• _YOUR GOAL_
For each line of the listing that holds "Stripchart", show the full line.
Start of Block
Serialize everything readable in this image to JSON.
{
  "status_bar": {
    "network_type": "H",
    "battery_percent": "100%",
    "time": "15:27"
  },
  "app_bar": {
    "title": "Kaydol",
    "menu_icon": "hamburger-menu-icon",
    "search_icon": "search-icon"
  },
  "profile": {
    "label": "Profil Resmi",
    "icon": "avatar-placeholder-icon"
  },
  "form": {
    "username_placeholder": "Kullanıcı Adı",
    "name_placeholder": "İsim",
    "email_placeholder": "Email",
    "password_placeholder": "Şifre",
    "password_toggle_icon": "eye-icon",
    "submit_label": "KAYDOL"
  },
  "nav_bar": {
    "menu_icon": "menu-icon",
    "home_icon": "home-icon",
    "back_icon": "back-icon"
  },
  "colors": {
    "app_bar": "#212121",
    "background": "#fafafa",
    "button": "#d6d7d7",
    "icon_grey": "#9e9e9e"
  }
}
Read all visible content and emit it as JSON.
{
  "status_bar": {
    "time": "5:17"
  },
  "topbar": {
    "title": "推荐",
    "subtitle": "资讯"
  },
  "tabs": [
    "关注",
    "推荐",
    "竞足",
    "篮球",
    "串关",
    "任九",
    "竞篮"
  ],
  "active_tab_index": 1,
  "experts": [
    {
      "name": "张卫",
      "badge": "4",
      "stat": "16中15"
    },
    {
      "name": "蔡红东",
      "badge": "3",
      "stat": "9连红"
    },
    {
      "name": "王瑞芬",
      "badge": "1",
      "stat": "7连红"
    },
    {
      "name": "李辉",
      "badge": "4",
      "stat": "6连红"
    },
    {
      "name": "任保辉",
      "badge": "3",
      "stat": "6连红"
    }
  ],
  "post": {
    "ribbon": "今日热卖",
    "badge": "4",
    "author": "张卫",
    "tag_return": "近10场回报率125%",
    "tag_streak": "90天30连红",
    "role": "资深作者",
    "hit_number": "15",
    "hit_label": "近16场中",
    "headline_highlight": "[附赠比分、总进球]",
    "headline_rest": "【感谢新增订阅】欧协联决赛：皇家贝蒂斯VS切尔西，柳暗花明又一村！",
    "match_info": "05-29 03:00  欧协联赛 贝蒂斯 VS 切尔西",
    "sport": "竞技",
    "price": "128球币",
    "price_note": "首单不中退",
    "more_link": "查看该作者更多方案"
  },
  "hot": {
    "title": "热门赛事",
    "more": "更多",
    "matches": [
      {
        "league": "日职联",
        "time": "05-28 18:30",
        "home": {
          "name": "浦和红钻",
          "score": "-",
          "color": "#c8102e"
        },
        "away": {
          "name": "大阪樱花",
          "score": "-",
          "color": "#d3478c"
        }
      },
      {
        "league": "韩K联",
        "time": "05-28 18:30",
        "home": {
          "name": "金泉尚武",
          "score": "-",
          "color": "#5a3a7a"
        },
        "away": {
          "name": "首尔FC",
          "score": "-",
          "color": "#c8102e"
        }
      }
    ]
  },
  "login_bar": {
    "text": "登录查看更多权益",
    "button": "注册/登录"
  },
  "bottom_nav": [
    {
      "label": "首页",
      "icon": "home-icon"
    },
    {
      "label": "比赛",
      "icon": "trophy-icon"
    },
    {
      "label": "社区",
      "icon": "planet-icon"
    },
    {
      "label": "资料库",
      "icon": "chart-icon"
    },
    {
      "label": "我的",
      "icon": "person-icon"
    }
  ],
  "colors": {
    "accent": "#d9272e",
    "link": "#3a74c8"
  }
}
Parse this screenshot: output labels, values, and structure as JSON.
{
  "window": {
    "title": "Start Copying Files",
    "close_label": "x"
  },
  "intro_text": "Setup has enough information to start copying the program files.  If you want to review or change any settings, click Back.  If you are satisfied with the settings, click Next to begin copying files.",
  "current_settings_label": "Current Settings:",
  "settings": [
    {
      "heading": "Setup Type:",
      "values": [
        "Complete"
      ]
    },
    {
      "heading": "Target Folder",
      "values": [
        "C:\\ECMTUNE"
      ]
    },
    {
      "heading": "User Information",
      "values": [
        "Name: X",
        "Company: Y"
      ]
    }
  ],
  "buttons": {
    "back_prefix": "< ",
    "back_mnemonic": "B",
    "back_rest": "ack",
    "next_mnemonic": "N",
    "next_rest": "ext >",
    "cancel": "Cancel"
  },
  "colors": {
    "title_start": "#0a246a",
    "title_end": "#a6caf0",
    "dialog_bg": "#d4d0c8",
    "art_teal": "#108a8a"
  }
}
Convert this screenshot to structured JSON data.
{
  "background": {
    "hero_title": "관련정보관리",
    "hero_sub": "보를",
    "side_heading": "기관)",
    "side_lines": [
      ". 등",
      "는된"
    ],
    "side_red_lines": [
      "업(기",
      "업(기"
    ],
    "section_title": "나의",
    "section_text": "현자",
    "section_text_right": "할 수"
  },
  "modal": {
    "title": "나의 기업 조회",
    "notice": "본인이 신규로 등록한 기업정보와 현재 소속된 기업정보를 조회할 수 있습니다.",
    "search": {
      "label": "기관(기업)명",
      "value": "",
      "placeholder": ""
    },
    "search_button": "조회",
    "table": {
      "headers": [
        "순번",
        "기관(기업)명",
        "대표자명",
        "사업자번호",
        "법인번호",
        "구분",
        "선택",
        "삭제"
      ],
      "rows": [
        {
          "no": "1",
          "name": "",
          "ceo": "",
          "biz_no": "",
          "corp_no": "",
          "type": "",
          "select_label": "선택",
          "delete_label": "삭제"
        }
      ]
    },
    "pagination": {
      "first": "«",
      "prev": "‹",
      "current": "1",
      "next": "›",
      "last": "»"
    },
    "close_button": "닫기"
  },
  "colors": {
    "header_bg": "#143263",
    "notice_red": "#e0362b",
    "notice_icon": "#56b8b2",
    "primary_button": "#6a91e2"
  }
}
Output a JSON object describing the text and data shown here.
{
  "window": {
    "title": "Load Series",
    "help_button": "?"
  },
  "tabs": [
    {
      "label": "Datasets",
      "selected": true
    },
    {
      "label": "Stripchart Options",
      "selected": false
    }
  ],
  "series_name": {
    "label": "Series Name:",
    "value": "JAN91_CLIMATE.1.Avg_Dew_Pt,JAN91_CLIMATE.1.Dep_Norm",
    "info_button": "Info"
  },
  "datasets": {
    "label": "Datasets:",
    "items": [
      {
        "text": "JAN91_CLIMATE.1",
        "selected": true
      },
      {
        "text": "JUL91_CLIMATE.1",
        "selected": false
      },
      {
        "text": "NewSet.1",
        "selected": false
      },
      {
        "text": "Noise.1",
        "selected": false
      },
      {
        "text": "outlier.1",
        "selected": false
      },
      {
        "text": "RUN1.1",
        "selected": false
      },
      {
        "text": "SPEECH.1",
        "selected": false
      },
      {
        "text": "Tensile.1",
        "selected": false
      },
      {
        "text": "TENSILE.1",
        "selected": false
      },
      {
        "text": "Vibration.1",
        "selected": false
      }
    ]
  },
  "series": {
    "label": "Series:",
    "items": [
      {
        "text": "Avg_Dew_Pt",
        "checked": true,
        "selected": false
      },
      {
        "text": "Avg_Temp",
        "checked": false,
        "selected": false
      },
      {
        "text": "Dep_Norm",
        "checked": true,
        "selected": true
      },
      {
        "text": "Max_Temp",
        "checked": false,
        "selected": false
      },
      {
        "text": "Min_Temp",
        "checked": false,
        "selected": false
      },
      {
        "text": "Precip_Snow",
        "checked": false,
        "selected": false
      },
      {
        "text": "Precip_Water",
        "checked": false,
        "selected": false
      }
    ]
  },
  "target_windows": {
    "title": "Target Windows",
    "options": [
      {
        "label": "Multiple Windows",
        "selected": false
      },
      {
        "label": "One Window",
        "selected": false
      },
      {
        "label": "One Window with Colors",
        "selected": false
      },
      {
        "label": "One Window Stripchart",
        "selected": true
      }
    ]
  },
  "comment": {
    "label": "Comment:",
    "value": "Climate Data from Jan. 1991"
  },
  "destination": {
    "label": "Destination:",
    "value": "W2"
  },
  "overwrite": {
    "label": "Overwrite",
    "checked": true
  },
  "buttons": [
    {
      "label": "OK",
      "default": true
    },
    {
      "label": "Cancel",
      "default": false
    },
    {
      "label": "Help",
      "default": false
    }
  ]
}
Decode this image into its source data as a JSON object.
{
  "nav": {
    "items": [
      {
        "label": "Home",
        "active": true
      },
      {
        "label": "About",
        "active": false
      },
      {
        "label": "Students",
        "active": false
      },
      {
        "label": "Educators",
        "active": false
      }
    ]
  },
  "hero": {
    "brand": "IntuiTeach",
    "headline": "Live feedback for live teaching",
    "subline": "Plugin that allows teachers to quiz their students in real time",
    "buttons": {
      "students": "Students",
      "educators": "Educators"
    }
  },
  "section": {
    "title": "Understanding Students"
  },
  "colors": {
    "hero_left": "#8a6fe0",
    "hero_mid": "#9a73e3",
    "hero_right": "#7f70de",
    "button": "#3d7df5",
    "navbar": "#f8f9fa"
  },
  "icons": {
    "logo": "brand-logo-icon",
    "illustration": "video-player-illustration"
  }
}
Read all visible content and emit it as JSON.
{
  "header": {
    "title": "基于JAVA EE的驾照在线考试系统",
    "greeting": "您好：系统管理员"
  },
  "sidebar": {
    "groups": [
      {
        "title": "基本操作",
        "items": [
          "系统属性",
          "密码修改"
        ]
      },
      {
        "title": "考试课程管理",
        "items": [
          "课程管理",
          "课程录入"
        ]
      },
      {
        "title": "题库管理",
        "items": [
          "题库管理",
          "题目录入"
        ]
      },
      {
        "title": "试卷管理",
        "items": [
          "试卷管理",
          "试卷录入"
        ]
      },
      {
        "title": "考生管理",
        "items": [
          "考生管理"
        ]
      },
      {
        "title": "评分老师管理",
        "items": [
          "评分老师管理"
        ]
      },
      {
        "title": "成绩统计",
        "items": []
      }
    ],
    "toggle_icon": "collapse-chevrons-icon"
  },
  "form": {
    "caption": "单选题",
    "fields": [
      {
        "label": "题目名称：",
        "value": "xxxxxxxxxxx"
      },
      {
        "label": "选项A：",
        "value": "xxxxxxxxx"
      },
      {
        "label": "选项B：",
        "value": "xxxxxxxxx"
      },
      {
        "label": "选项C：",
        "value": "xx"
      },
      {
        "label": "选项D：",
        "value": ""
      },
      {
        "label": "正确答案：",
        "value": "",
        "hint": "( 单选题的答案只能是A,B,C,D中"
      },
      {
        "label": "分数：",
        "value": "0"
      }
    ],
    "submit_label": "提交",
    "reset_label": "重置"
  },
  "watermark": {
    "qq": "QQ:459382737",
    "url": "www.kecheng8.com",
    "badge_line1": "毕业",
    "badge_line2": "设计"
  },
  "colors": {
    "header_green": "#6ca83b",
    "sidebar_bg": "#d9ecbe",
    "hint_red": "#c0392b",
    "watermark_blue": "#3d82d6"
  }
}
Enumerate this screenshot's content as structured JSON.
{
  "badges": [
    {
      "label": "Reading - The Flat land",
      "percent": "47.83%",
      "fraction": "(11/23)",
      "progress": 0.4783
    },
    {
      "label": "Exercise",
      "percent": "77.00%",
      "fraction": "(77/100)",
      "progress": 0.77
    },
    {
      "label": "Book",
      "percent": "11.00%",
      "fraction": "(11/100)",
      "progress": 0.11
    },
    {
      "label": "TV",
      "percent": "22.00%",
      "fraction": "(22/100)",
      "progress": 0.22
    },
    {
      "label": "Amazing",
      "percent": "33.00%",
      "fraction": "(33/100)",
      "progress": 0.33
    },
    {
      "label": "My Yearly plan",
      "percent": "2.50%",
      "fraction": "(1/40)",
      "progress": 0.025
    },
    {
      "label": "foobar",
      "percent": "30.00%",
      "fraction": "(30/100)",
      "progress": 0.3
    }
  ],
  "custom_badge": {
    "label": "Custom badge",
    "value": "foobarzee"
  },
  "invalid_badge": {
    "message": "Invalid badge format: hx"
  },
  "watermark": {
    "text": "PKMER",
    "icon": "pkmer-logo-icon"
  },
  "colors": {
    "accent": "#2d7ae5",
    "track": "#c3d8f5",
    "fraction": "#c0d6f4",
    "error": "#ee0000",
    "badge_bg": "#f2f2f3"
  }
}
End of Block
• _ANSWER SPACE_
      "label": "Stripchart Options",
        "label": "One Window Stripchart",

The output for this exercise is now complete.